- 6.11.15: Let T be1 a linear e)perate>r on a finite-eliniensional vector spac...
- 6.11.16: Complete the proof of the1 corollary to The'orcm 6.47.
- 6.11.17: Let T be' a linear e)perate>r on an n-dimensional real inner produc...
- 6.11.18: Let V be a real inner product spae*? e)f elimension 2. For any x, y...
Solutions for Chapter 6.11: The Geometry of Orthogonal Operators
Full solutions for Linear Algebra | 4th Edition
Basis for V.
Independent vectors VI, ... , v d whose linear combinations give each vector in V as v = CIVI + ... + CdVd. V has many bases, each basis gives unique c's. A vector space has many bases!
Hilbert matrix hilb(n).
Entries HU = 1/(i + j -1) = Jd X i- 1 xj-1dx. Positive definite but extremely small Amin and large condition number: H is ill-conditioned.
Identity matrix I (or In).

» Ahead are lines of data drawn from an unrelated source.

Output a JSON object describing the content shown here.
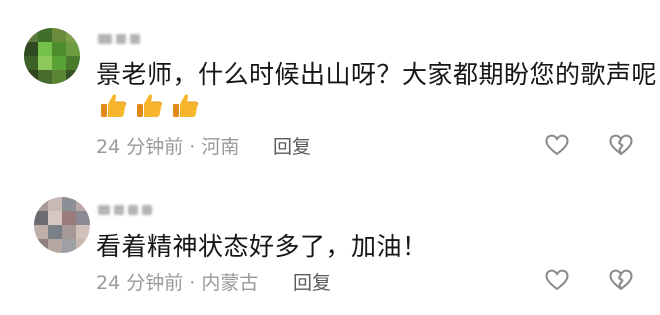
{
  "comments": [
    {
      "text": "景老师，什么时候出山呀？大家都期盼您的歌声呢",
      "time": "24 分钟前",
      "location": "河南",
      "reply_label": "回复",
      "emojis": [
        "thumbs-up",
        "thumbs-up",
        "thumbs-up"
      ]
    },
    {
      "text": "看着精神状态好多了，加油！",
      "time": "24 分钟前",
      "location": "内蒙古",
      "reply_label": "回复"
    }
  ],
  "separator": " · ",
  "colors": {
    "text": "#161616",
    "meta": "#9a9a9a",
    "reply": "#5a5a5a",
    "icon": "#8a8a8a",
    "thumb": "#f7b52c"
  }
}
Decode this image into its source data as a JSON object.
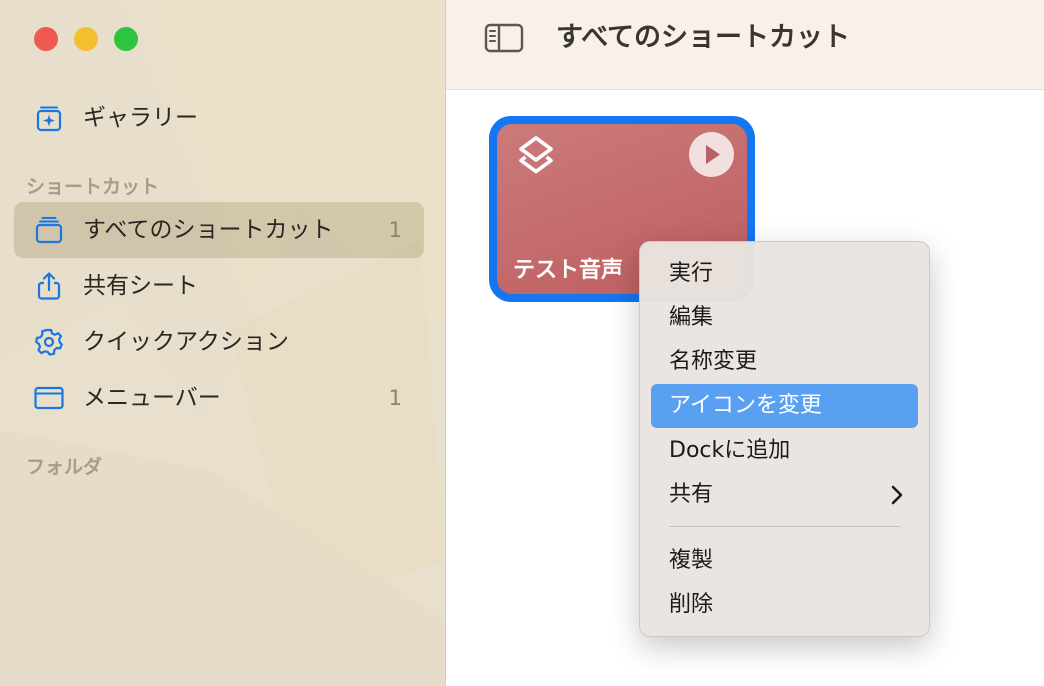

Diagonal entries = 1, off-diagonal entries = 0.
Inverse matrix A-I.
Square matrix with A-I A = I and AA-l = I. No inverse if det A = 0 and rank(A) < n and Ax = 0 for a nonzero vector x. The inverses of AB and AT are B-1 A-I and (A-I)T. Cofactor formula (A-l)ij = Cji! detA.
Kronecker product (tensor product) A ® B.

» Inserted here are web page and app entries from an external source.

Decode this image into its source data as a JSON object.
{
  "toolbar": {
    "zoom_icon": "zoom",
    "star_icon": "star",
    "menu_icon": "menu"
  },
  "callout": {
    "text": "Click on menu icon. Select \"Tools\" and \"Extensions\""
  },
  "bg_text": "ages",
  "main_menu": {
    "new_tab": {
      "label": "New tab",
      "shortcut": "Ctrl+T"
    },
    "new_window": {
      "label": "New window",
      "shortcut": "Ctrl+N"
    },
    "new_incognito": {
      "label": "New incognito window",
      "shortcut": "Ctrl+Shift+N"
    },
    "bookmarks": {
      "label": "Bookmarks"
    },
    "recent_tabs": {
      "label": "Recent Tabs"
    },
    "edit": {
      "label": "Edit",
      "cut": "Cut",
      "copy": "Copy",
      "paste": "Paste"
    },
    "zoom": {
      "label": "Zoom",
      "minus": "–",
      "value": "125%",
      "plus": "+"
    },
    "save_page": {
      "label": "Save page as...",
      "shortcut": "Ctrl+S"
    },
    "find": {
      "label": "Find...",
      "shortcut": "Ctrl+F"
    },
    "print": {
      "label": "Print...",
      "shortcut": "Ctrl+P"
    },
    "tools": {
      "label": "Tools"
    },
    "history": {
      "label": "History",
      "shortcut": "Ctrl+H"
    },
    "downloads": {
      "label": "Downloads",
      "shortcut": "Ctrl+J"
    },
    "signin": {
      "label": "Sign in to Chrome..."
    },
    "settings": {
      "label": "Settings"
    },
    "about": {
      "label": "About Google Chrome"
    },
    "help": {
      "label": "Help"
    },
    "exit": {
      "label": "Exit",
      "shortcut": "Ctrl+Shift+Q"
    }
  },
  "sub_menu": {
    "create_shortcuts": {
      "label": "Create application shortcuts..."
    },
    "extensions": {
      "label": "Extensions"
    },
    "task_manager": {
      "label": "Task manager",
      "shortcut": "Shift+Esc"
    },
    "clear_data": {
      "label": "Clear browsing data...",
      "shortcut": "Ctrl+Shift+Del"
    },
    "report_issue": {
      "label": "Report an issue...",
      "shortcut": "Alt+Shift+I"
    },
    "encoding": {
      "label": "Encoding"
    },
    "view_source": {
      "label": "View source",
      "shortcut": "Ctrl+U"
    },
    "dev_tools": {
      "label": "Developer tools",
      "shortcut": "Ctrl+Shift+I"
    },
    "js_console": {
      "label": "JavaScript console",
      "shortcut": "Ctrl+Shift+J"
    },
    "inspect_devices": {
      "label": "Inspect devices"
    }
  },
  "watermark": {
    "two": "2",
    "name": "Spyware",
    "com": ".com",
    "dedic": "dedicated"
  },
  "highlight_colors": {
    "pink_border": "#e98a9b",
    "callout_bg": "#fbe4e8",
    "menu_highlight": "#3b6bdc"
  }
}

Blocks aij B, eigenvalues Ap(A)Aq(B).
Least squares solution X.
The vector x that minimizes the error lie 112 solves AT Ax = ATb. Then e = b - Ax is orthogonal to all columns of A.
Length II x II.

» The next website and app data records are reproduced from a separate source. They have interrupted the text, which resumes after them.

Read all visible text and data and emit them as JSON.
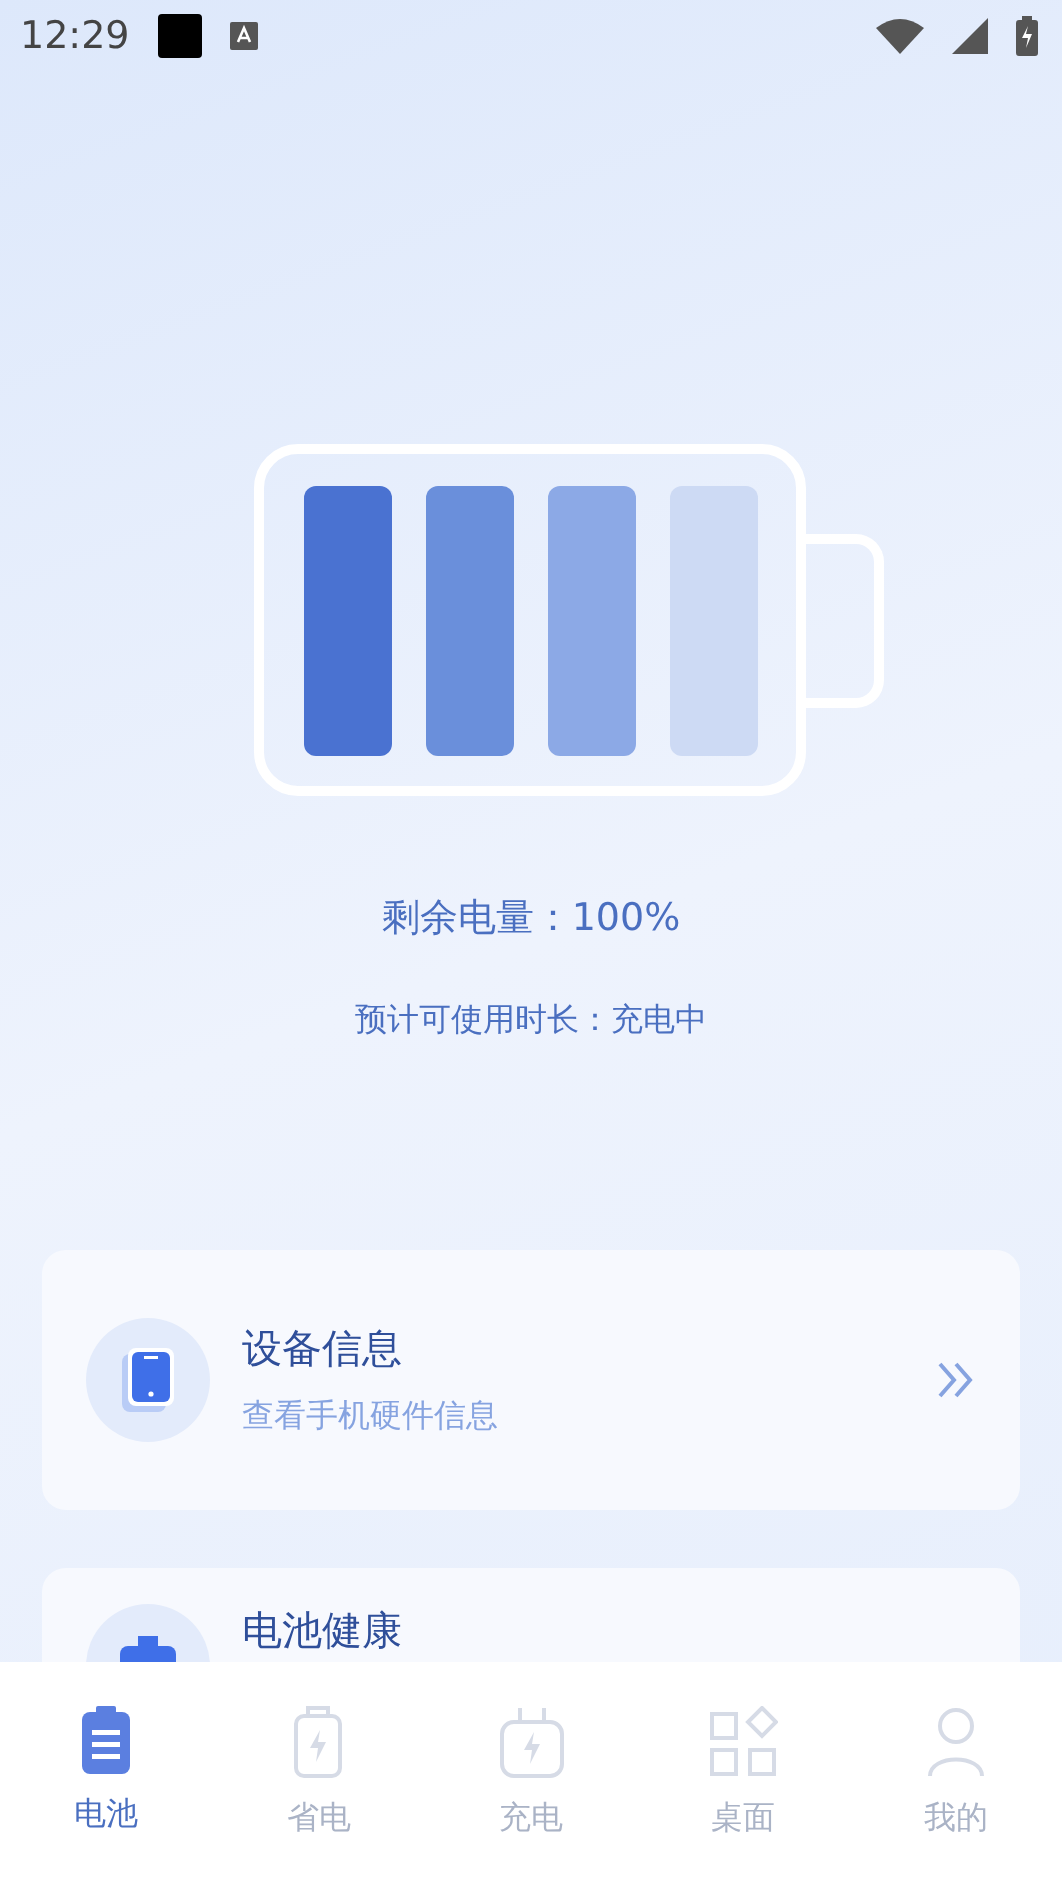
{
  "status_bar": {
    "time": "12:29"
  },
  "battery": {
    "remaining": "剩余电量：100%",
    "estimate": "预计可使用时长：充电中"
  },
  "cards": [
    {
      "kind": "device",
      "title": "设备信息",
      "subtitle": "查看手机硬件信息"
    },
    {
      "kind": "health",
      "title": "电池健康"
    }
  ],
  "tabs": [
    {
      "kind": "battery",
      "label": "电池",
      "selected": true
    },
    {
      "kind": "save",
      "label": "省电",
      "selected": false
    },
    {
      "kind": "charge",
      "label": "充电",
      "selected": false
    },
    {
      "kind": "desktop",
      "label": "桌面",
      "selected": false
    },
    {
      "kind": "me",
      "label": "我的",
      "selected": false
    }
  ]
}
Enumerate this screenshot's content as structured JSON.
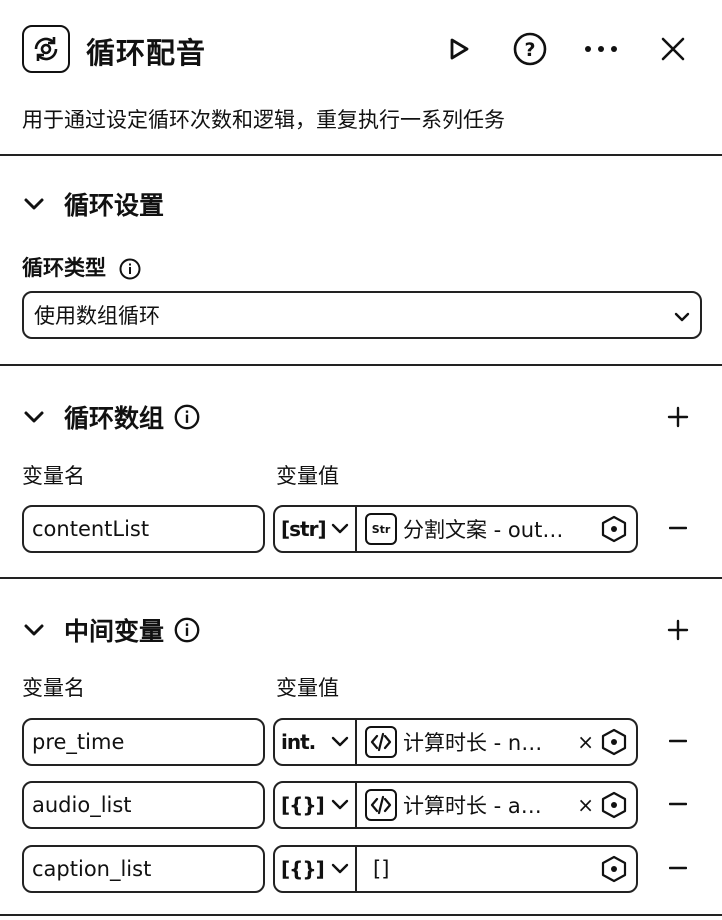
{
  "header": {
    "title": "循环配音",
    "logo_icon": "loop-icon",
    "actions": [
      "run-icon",
      "help-icon",
      "more-icon",
      "close-icon"
    ]
  },
  "description": "用于通过设定循环次数和逻辑，重复执行一系列任务",
  "loop_settings": {
    "title": "循环设置",
    "type_label": "循环类型",
    "type_value": "使用数组循环"
  },
  "loop_array": {
    "title": "循环数组",
    "col_name": "变量名",
    "col_value": "变量值",
    "rows": [
      {
        "name": "contentList",
        "type": "[str]",
        "ref_icon": "Str",
        "value": "分割文案 - out…"
      }
    ]
  },
  "intermediate": {
    "title": "中间变量",
    "col_name": "变量名",
    "col_value": "变量值",
    "rows": [
      {
        "name": "pre_time",
        "type": "int.",
        "value": "计算时长 - n…",
        "has_ref": true,
        "clear": "×"
      },
      {
        "name": "audio_list",
        "type": "[{}]",
        "value": "计算时长 - a…",
        "has_ref": true,
        "clear": "×"
      },
      {
        "name": "caption_list",
        "type": "[{}]",
        "value": "[]",
        "has_ref": false
      }
    ]
  }
}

Square root of x T x (Pythagoras in n dimensions).
Linearly dependent VI, ... , Vn.
A combination other than all Ci = 0 gives L Ci Vi = O.
Orthonormal vectors q 1 , ... , q n·
Dot products are q T q j = 0 if i =1= j and q T q i = 1. The matrix Q with these orthonormal columns has Q T Q = I. If m = n then Q T = Q -1 and q 1 ' ... , q n is an orthonormal basis for Rn : every v = L (v T q j )q j •
Particular solution x p.
Any solution to Ax = b; often x p has free variables = o.
Ps = pascal(n) = the symmetric matrix with binomial entries (i1~;2). Ps = PL Pu all contain Pascal's triangle with det = 1 (see Pascal in the index).
The diagonal entry (first nonzero) at the time when a row is used in elimination.
Plane (or hyperplane) in Rn.
Vectors x with aT x = O. Plane is perpendicular to a =1= O.
Projection matrix P onto subspace S.
Projection p = P b is the closest point to b in S, error e = b - Pb is perpendicularto S. p 2 = P = pT, eigenvalues are 1 or 0, eigenvectors are in S or S...L. If columns of A = basis for S then P = A (AT A) -1 AT.
Rayleigh quotient q (x) = X T Ax I x T x for symmetric A: Amin < q (x) < Amax.
Those extremes are reached at the eigenvectors x for Amin(A) and Amax(A).
Saddle point of I(x}, ... ,xn ).
A point where the first derivatives of I are zero and the second derivative matrix (a2 II aXi ax j = Hessian matrix) is indefinite.
Skew-symmetric matrix K.
The transpose is -K, since Kij = -Kji. Eigenvalues are pure imaginary, eigenvectors are orthogonal, eKt is an orthogonal matrix.
Sum V + W of subs paces.
Space of all (v in V) + (w in W). Direct sum: V n W = to}.
Tridiagonal matrix T: tij = 0 if Ii - j I > 1.
T- 1 has rank 1 above and below diagonal.
Stretch and shift the time axis to create Wjk(t) = woo(2j t - k).